Kenya on a strategy to secure more market for honey

Kenya is working on securing more markets for its honey products exported to the United Kingdom by improving competence in the beekeeping sub-sector, Principal Secretary State Department for Livestock, Harry Kimtai has said.

Kimtai says due to the increased demand for the products in the UK, Kenya is tightening adherence to food safety regulations, export rules and regulations and conformity which will also make them acceptable in other international markets.

Speaking during a stakeholders workshop in Nakuru organised by the Apiculture Platform of Kenya (APK) and the Kenya Agriculture and Livestock Research Organization (KALRO), the Principal Secretary said the Ministry of Agriculture, Livestock and fisheries is committed to rescuing farmers from poor markets by helping them harvest quality produce through the deployment of trained extension officers in beekeeping areas.

The platform aimed at enhancing a smooth, scrutinized flow of operations by various stakeholders across the beekeeping value chain brought together various players including beekeepers, scientists and processors, marketers among others.

During the one day event that drew over 100 participants from 18 counties, the stakeholders identified key issues affecting the sector as lack of standardised prices, competition from neighbouring countries, bee diseases and exploitation by brokers among others.

Kimtai revealed that KALRO and other state agencies have rolled out training on proper agronomical practices targeting 500 volunteer beekeeping extension officers annually to enable farmers to yield honey products that comply with the accepted chemical residue level limits.

“The national government through its various agencies is training the extension officers on different pests, beehive hygienic standards, and diseases.

After the short term training the extension officers are deployed back to their communities to conduct a range of community capacity building and enhancement activities such as training on beekeeping technologies, provision of extension services including on-site training, monitoring, inspection, harvesting, mentoring, quality control, marketing and record-keeping,” stated the Principal Secretary.

He noted that the government through the Kenya Livestock Commercialisation Program (KLCP) is organising farmers into groups to unlock the unexploited potential that can be realised from the sale of their products that include; Honey, Wax, Pollen, Propolis, Royal Jelly, and Bee Venom.

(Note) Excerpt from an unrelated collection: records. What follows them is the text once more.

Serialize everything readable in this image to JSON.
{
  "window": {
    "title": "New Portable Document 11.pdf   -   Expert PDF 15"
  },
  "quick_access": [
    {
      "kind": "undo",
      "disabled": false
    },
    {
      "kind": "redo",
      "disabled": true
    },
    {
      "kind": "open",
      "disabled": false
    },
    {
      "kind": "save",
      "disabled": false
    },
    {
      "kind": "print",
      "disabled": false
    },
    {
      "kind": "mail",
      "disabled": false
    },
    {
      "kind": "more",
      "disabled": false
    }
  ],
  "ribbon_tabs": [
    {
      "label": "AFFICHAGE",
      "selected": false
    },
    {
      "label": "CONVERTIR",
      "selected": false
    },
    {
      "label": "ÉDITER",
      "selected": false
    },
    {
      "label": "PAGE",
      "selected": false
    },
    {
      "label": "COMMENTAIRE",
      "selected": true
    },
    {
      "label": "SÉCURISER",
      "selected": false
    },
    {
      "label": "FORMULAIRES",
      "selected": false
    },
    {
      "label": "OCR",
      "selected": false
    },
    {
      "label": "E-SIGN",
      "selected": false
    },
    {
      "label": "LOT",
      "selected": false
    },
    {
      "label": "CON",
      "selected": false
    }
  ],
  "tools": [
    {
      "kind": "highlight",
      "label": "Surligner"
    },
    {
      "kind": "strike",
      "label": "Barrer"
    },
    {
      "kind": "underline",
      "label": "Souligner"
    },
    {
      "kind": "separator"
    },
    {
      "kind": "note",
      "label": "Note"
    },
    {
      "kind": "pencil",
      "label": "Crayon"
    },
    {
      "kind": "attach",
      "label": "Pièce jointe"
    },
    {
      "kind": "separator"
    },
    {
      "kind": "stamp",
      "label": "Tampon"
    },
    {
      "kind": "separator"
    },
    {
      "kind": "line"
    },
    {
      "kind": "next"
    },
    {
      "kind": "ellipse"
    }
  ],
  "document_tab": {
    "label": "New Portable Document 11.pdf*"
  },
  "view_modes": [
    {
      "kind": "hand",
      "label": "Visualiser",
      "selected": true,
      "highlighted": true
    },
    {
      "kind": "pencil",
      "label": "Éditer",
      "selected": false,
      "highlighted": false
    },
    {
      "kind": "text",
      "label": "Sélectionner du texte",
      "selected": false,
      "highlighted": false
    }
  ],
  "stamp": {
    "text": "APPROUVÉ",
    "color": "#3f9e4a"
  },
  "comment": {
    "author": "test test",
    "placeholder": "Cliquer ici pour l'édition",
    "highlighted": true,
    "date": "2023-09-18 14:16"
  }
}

The KLCP is also encouraging beekeepers in the county to form cooperative societies to develop a honey value-chain and avoid being exploited by middlemen.

Kimtai said besides subsiding cost of raw materials used in the making of beekeeping apparatus such as Langstroth hives, Kenya Top Bar Hive, Smokers and Bee suits among others, the Ministry is also imparting technical skills to youth and women groups to manufacture the equipment at an affordable cost.

He singled out the drought, coupled with a decline in bee populations, deforestation and poor farming practices as key factors causing a decline in honey production in the country.

The Principal Secretary expressed concern that new pests, diseases and indiscriminate use of farm pesticides have hit bee colonies, making beekeeping a decidedly less sweet venture for farmers.

He assured farmers in beekeeping areas infested by locusts that only ground sparing will be used to control the migratory pests.

He noted that the importance of bees in the lives of humans is always underestimated and enough is not being done to protect the insects.

“Bees are critical in providing pollination to crops, therefore, without them, we would not have food. Seventy-five per cent of all crops grown for food rely on pollinators, mostly honey bees, for a successful harvest. Without pollination from honey bees, many fruits and vegetables will not be on our grocery shelves.

He added “We are working with devolved units to reverse the worrying trend of bee colony decline. Initiatives aimed at bee colony multiplication include capacity building, provision of beekeeping equipment and bee bulking. In Nakuru County we have teamed up with 200 beekeepers” revealed Kimtai.

Managing Director to Kenya Apiculture Ventures Ms Pauline Achieng Otila said there was a need to boost honey production in the country to sustain the growing demand.

She hailed the national government for committing resources to forums that promote beekeeping as an alternative way of making money as climate change brings harsher weather.

“We will need to build capacity for all stakeholders and encourage bee farming as a way of boosting food security and enhancing economic empowerment, especially in rural areas.

This should be coupled with planting a diversity of plants and indigenous trees in beekeeping areas, preventing deforestation and adopting farming practices that avoid the use of pesticides during the flowering period,” said Ms Otila.

The National Government has already donated 40 hives (20 Kenya top bar hives and 20 Langstroth hives) 10 harvesting gears and 2 honey extractors to beekeeping groups in Njoro and Naivasha Sub counties.